Inspired by the way sleep helps us fix the knowledge accumulated during the day, researchers have enabled an artificial intelligence to learn how to perform new tasks.
Training periods interspersed with sleep phases
Most of AI usually master only a limited set of tasks, and cannot acquire new knowledge without forgetting everything they have learned previously.
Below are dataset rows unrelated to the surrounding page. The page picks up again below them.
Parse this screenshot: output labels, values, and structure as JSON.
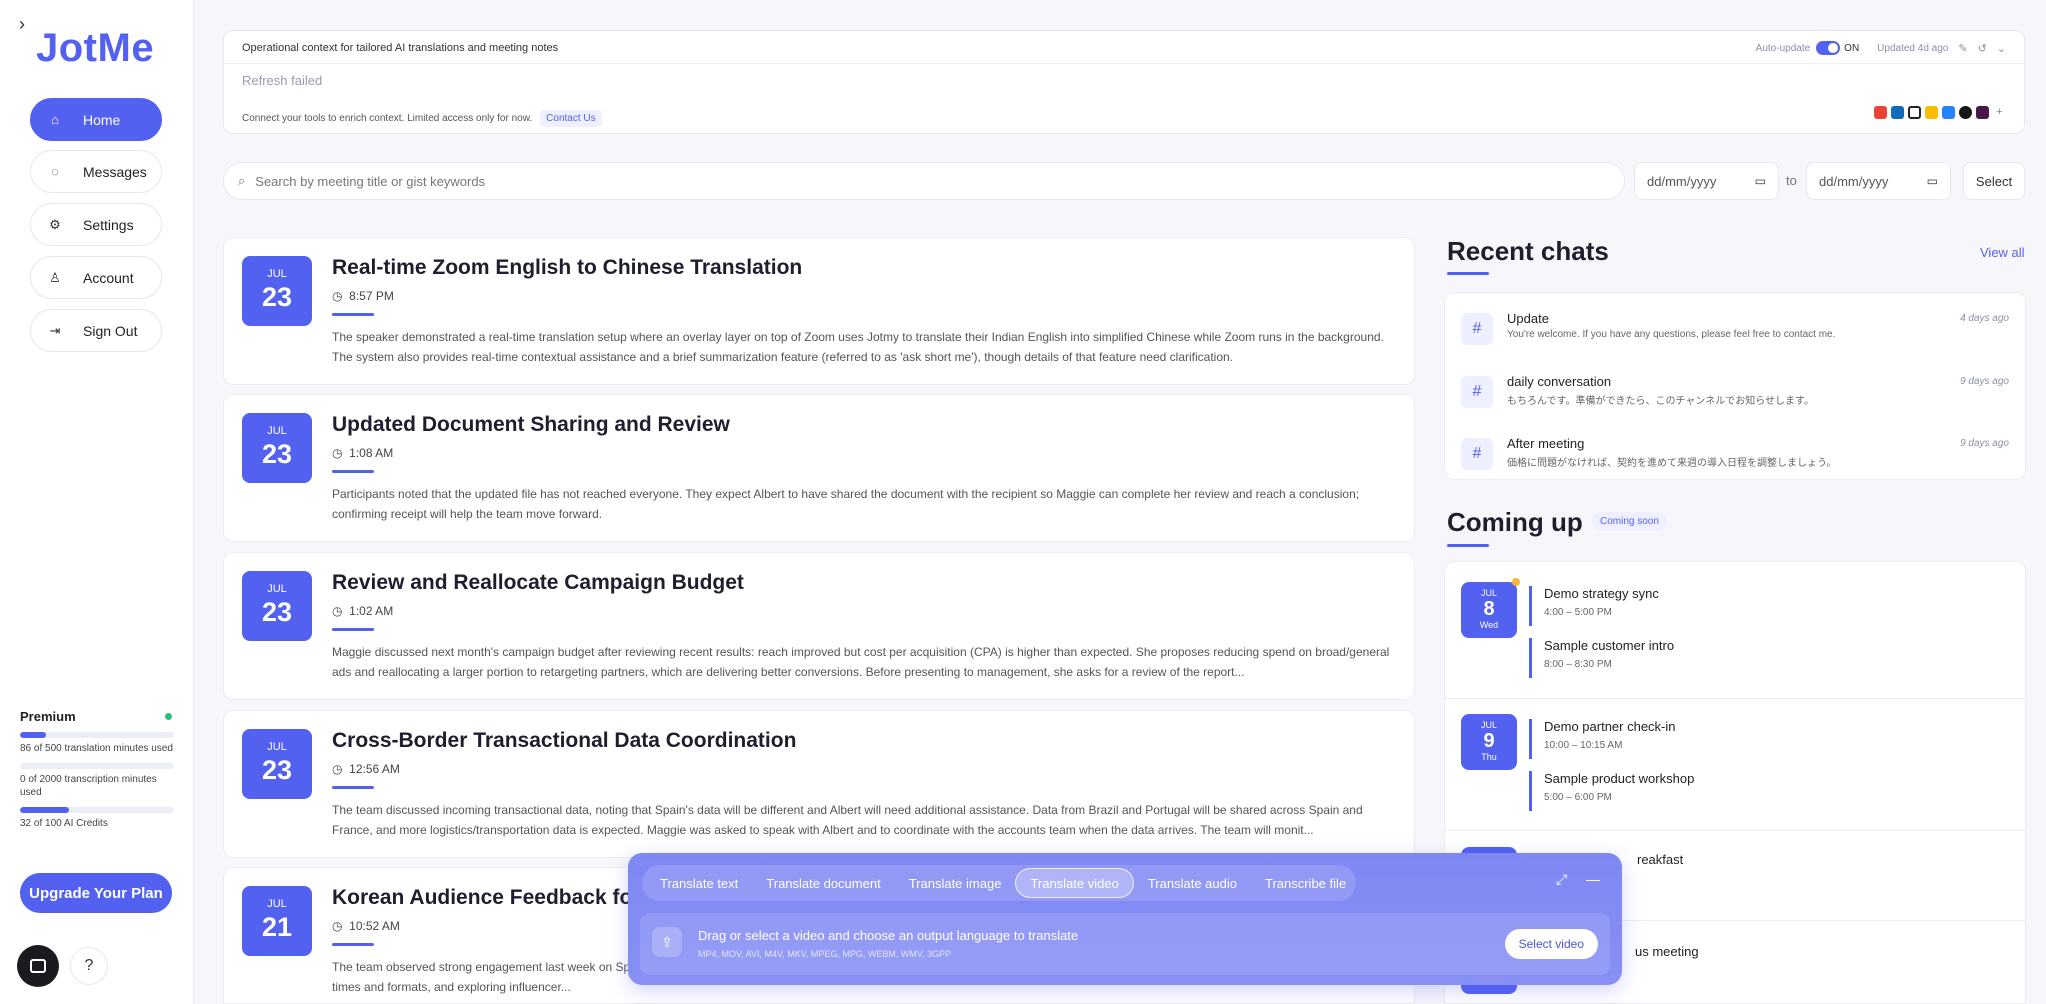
{
  "app": {
    "logo": "JotMe"
  },
  "sidebar": {
    "items": [
      {
        "label": "Home",
        "icon": "home-icon"
      },
      {
        "label": "Messages",
        "icon": "message-icon"
      },
      {
        "label": "Settings",
        "icon": "gear-icon"
      },
      {
        "label": "Account",
        "icon": "user-icon"
      },
      {
        "label": "Sign Out",
        "icon": "sign-out-icon"
      }
    ],
    "plan": {
      "name": "Premium",
      "usage": [
        {
          "label": "86 of 500 translation minutes used",
          "fraction": 0.172
        },
        {
          "label": "0 of 2000 transcription minutes used",
          "fraction": 0.0
        },
        {
          "label": "32 of 100 AI Credits",
          "fraction": 0.32
        }
      ]
    },
    "upgrade_label": "Upgrade Your Plan",
    "help_label": "?"
  },
  "context": {
    "title": "Operational context for tailored AI translations and meeting notes",
    "auto_update_label": "Auto-update",
    "auto_update_state": "ON",
    "updated": "Updated 4d ago",
    "refresh_status": "Refresh failed",
    "connect_text": "Connect your tools to enrich context. Limited access only for now.",
    "contact_label": "Contact Us",
    "integrations": [
      {
        "icon": "gmail-icon",
        "color": "#ea4335"
      },
      {
        "icon": "outlook-icon",
        "color": "#0f6cbd"
      },
      {
        "icon": "notion-icon",
        "color": "#222222"
      },
      {
        "icon": "google-drive-icon",
        "color": "#fbbc04"
      },
      {
        "icon": "jira-icon",
        "color": "#2684ff"
      },
      {
        "icon": "github-icon",
        "color": "#181717"
      },
      {
        "icon": "slack-icon",
        "color": "#4a154b"
      }
    ],
    "more_label": "+"
  },
  "search": {
    "placeholder": "Search by meeting title or gist keywords"
  },
  "date_filter": {
    "from_placeholder": "dd/mm/yyyy",
    "to_label": "to",
    "to_placeholder": "dd/mm/yyyy",
    "select_label": "Select"
  },
  "meetings": [
    {
      "month": "JUL",
      "day": "23",
      "title": "Real-time Zoom English to Chinese Translation",
      "time": "8:57 PM",
      "summary": "The speaker demonstrated a real-time translation setup where an overlay layer on top of Zoom uses Jotmy to translate their Indian English into simplified Chinese while Zoom runs in the background. The system also provides real-time contextual assistance and a brief summarization feature (referred to as 'ask short me'), though details of that feature need clarification."
    },
    {
      "month": "JUL",
      "day": "23",
      "title": "Updated Document Sharing and Review",
      "time": "1:08 AM",
      "summary": "Participants noted that the updated file has not reached everyone. They expect Albert to have shared the document with the recipient so Maggie can complete her review and reach a conclusion; confirming receipt will help the team move forward."
    },
    {
      "month": "JUL",
      "day": "23",
      "title": "Review and Reallocate Campaign Budget",
      "time": "1:02 AM",
      "summary": "Maggie discussed next month's campaign budget after reviewing recent results: reach improved but cost per acquisition (CPA) is higher than expected. She proposes reducing spend on broad/general ads and reallocating a larger portion to retargeting partners, which are delivering better conversions. Before presenting to management, she asks for a review of the report..."
    },
    {
      "month": "JUL",
      "day": "23",
      "title": "Cross-Border Transactional Data Coordination",
      "time": "12:56 AM",
      "summary": "The team discussed incoming transactional data, noting that Spain's data will be different and Albert will need additional assistance. Data from Brazil and Portugal will be shared across Spain and France, and more logistics/transportation data is expected. Maggie was asked to speak with Albert and to coordinate with the accounts team when the data arrives. The team will monit..."
    },
    {
      "month": "JUL",
      "day": "21",
      "title": "Korean Audience Feedback fo",
      "time": "10:52 AM",
      "summary": "The team observed strong engagement last week on Speaker 1 responded in Korean, analyzing Korea-specific engagement metrics, localizing content (subtitles, music, format), A/B testing posting times and formats, and exploring influencer..."
    }
  ],
  "recent_chats": {
    "title": "Recent chats",
    "view_all": "View all",
    "items": [
      {
        "name": "Update",
        "preview": "You're welcome. If you have any questions, please feel free to contact me.",
        "when": "4 days ago"
      },
      {
        "name": "daily conversation",
        "preview": "もちろんです。準備ができたら、このチャンネルでお知らせします。",
        "when": "9 days ago"
      },
      {
        "name": "After meeting",
        "preview": "価格に問題がなければ、契約を進めて来週の導入日程を調整しましょう。",
        "when": "9 days ago"
      }
    ]
  },
  "coming_up": {
    "title": "Coming up",
    "badge": "Coming soon",
    "days": [
      {
        "month": "JUL",
        "day": "8",
        "weekday": "Wed",
        "events": [
          {
            "title": "Demo strategy sync",
            "range": "4:00 – 5:00 PM"
          },
          {
            "title": "Sample customer intro",
            "range": "8:00 – 8:30 PM"
          }
        ]
      },
      {
        "month": "JUL",
        "day": "9",
        "weekday": "Thu",
        "events": [
          {
            "title": "Demo partner check-in",
            "range": "10:00 – 10:15 AM"
          },
          {
            "title": "Sample product workshop",
            "range": "5:00 – 6:00 PM"
          }
        ]
      }
    ],
    "partial_events": [
      "reakfast",
      "us meeting"
    ]
  },
  "translate_panel": {
    "tabs": [
      "Translate text",
      "Translate document",
      "Translate image",
      "Translate video",
      "Translate audio",
      "Transcribe file"
    ],
    "active_tab": "Translate video",
    "drop_hint": "Drag or select a video and choose an output language to translate",
    "formats": "MP4, MOV, AVI, M4V, MKV, MPEG, MPG, WEBM, WMV, 3GPP",
    "select_label": "Select video"
  },
  "colors": {
    "accent": "#5361f0",
    "panel": "#8089f4",
    "status_dot": "#2bbf7a"
  }
}
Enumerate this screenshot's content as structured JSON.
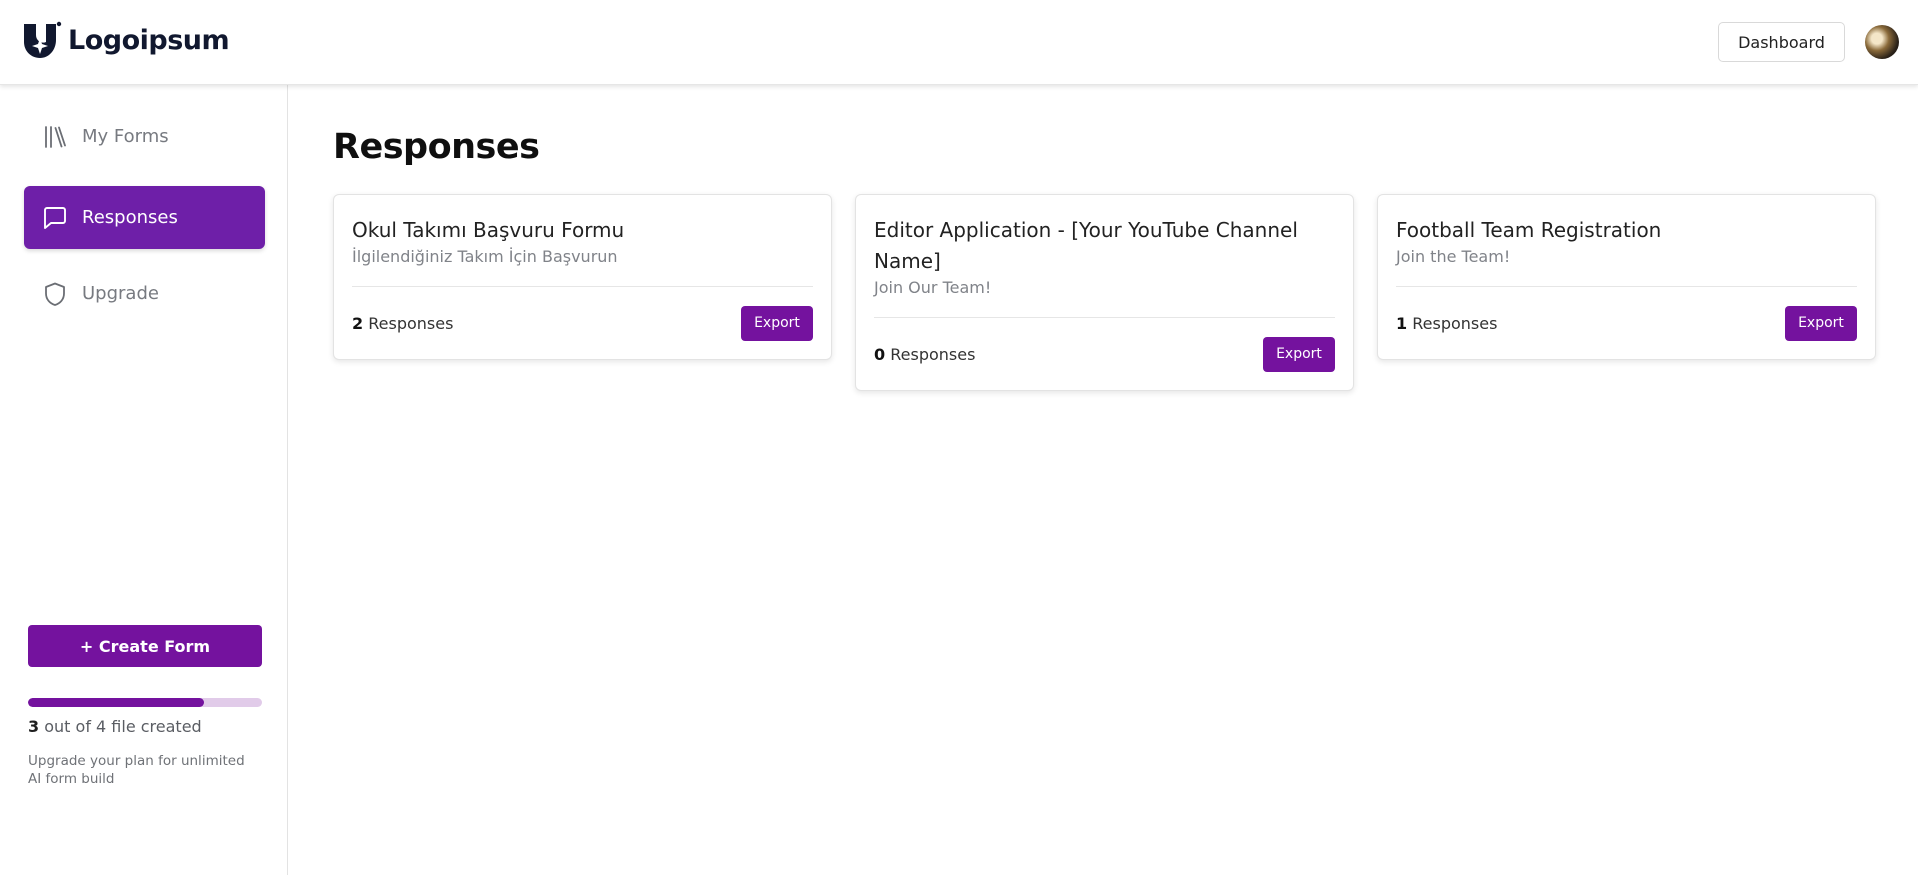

In order to overcome this limit, an international team of scientists taught an artificial neural network to master two different tasks without “overwriting” previously established connections, via targeted training and sleep periods (simulated by activating neurons in a particular pattern).
First, the team tried to form the neural network to the first task, then to the second, before adding a period of sleep at the end, but quickly realized that this sequence systematically erased the connections related to the initial task.
” Complementary experiments showed that it was important to quickly alternate training and sleep sessions while the AI learned the second task “, explains Erik Delanois, researcher at the University of California and lead author of the study, published in the journal Computational Biology PLOS. ” This helped consolidate initially memorized connections, which would otherwise have been erased. »
This method notably taught two different foraging patterns to the neural network, which was able to identify simulated food particles while avoiding their toxic counterparts.
Towards more versatile impulse neural networks
The team explained that they used “pulse” neural networks, which consume much less energy than conventional devices, but whose complex design, inspired by living things, currently limits their use to very specific domains and tasks.
” The goal of AI’s lifelong learning is to have the ability to combine different experiences in an intelligent way and apply that learning to new situations, as animals and humans do. “Says Hava Siegelmann, from the University of Massachusetts.
” The current trend is to bring ideas from neuroscience and biology to improve existing machine learning, and sleep is one of them. concludes Maxim Bazhenov, from the University of California.